He sees ordinary people being part of this process, saying, “We are witnessing the birth of a new civic movement, as the smart phone becomes a platform for reinventing cities from the bottom up.” 2013, p. xiv
This idea of civic involvement is interesting as my initial concerns about smart cities are how much control is given over a small number of large corporations in the running of the infrastructure of cities. Where this could create a strangle hold on political systems and edge ordinary citizens out to the edges of the power systems.

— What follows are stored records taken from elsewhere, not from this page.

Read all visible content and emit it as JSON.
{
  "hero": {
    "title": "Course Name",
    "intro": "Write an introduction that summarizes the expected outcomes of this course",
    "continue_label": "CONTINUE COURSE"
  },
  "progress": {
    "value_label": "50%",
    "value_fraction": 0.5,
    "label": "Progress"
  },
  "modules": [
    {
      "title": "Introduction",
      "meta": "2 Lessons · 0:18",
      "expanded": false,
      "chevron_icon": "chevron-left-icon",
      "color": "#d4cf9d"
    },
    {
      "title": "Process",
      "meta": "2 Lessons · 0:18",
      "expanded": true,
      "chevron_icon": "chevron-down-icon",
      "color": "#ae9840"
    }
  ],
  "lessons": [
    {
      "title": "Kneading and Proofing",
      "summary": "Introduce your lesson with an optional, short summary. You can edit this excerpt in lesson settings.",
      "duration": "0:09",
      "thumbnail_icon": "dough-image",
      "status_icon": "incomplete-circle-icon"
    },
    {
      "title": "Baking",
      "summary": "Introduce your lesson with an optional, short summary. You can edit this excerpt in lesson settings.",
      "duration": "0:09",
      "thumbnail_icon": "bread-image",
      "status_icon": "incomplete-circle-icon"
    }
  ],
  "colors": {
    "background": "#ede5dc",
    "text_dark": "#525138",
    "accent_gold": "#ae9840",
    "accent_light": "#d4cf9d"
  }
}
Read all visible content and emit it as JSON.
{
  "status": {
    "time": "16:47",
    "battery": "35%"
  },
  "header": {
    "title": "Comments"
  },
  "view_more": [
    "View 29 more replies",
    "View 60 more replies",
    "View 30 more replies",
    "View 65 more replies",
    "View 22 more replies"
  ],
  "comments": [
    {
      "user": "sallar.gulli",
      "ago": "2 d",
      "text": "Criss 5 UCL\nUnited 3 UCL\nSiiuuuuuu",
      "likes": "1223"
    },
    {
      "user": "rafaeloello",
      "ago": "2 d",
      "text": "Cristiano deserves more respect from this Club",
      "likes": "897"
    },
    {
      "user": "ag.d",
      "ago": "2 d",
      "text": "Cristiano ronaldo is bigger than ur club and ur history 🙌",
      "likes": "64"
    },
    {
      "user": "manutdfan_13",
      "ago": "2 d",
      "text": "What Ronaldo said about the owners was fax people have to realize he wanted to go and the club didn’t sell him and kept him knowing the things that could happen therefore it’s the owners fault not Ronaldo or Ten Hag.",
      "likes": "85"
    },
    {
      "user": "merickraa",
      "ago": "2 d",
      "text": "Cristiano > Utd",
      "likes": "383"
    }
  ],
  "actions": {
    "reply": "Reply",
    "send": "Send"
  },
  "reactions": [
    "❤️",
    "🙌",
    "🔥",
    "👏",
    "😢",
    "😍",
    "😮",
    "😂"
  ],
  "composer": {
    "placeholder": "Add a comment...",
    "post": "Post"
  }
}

Saskia Sassen places individuals at the centre of urbanising technologies, she suggests that cities talk back, as proved by their failures. Forever incomplete, cities are open-source, hackable systems consisting of a larger ecology, which makes use of non-technical aspects. This allows cities to evolve and outlive other closed systems e.g. individual governments or conglomerates. Ordinary users bring things to the design not thought of by the original designers and engineers allowing cities to respond in unexpected ways. Therefore , she also advocates a multi-perspective approach as being needed in the creation of urbanising technologies and smart cities.
Sassen mentions that she is interested in spaces that contest the design of de-urbanising technologies and she is keen that users keep questioning the status-quo
Sassen S. 2012. Urban Age Electric City: – Urbanising technology, http://www.youtube.com/watch?v=fyS1H_Zs4po
Tarantino M. & Tosoni S. 2013 Introduction: Beyond the centrality of media and the centrality of space, First Monday, Vol.18 No.11 http://firstmonday.org/ojs/index.php/fm/article/view/4953/3784
Townsend, A.M., 2013. Smart cities: big data, civic hackers, and the quest for a new utopia, New York, NY: W.W. Norton & Company.